→ **Data in this exercise**:

»»

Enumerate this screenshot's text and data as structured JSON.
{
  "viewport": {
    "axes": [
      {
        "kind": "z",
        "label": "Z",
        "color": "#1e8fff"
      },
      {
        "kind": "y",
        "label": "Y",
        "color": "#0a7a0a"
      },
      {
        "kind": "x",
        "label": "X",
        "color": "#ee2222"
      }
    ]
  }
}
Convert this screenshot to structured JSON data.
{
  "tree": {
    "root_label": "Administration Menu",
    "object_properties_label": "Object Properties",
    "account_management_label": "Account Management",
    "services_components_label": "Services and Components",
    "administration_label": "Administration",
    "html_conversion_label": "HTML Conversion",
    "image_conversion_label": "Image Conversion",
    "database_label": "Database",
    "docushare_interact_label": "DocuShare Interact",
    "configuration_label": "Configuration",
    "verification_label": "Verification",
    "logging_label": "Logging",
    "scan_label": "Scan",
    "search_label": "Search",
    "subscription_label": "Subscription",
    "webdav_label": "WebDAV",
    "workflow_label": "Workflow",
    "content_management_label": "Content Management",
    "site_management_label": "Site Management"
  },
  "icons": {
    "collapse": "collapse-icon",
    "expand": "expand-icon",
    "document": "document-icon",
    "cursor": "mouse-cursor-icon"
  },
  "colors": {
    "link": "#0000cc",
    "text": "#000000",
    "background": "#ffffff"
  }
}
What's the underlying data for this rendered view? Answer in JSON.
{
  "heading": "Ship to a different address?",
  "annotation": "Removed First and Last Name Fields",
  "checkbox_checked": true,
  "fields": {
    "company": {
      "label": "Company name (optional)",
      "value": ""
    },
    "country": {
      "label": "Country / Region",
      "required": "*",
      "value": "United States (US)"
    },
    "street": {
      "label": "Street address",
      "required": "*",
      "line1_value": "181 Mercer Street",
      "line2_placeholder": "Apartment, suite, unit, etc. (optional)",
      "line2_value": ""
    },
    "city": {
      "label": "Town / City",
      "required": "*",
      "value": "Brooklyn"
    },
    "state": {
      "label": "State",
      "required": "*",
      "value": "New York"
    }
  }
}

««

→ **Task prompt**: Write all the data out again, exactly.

→ **Result of this task**:
Enumerate this screenshot's text and data as structured JSON.
{
  "viewport": {
    "axes": [
      {
        "kind": "z",
        "label": "Z",
        "color": "#1e8fff"
      },
      {
        "kind": "y",
        "label": "Y",
        "color": "#0a7a0a"
      },
      {
        "kind": "x",
        "label": "X",
        "color": "#ee2222"
      }
    ]
  }
}
Convert this screenshot to structured JSON data.
{
  "tree": {
    "root_label": "Administration Menu",
    "object_properties_label": "Object Properties",
    "account_management_label": "Account Management",
    "services_components_label": "Services and Components",
    "administration_label": "Administration",
    "html_conversion_label": "HTML Conversion",
    "image_conversion_label": "Image Conversion",
    "database_label": "Database",
    "docushare_interact_label": "DocuShare Interact",
    "configuration_label": "Configuration",
    "verification_label": "Verification",
    "logging_label": "Logging",
    "scan_label": "Scan",
    "search_label": "Search",
    "subscription_label": "Subscription",
    "webdav_label": "WebDAV",
    "workflow_label": "Workflow",
    "content_management_label": "Content Management",
    "site_management_label": "Site Management"
  },
  "icons": {
    "collapse": "collapse-icon",
    "expand": "expand-icon",
    "document": "document-icon",
    "cursor": "mouse-cursor-icon"
  },
  "colors": {
    "link": "#0000cc",
    "text": "#000000",
    "background": "#ffffff"
  }
}
What's the underlying data for this rendered view? Answer in JSON.
{
  "heading": "Ship to a different address?",
  "annotation": "Removed First and Last Name Fields",
  "checkbox_checked": true,
  "fields": {
    "company": {
      "label": "Company name (optional)",
      "value": ""
    },
    "country": {
      "label": "Country / Region",
      "required": "*",
      "value": "United States (US)"
    },
    "street": {
      "label": "Street address",
      "required": "*",
      "line1_value": "181 Mercer Street",
      "line2_placeholder": "Apartment, suite, unit, etc. (optional)",
      "line2_value": ""
    },
    "city": {
      "label": "Town / City",
      "required": "*",
      "value": "Brooklyn"
    },
    "state": {
      "label": "State",
      "required": "*",
      "value": "New York"
    }
  }
}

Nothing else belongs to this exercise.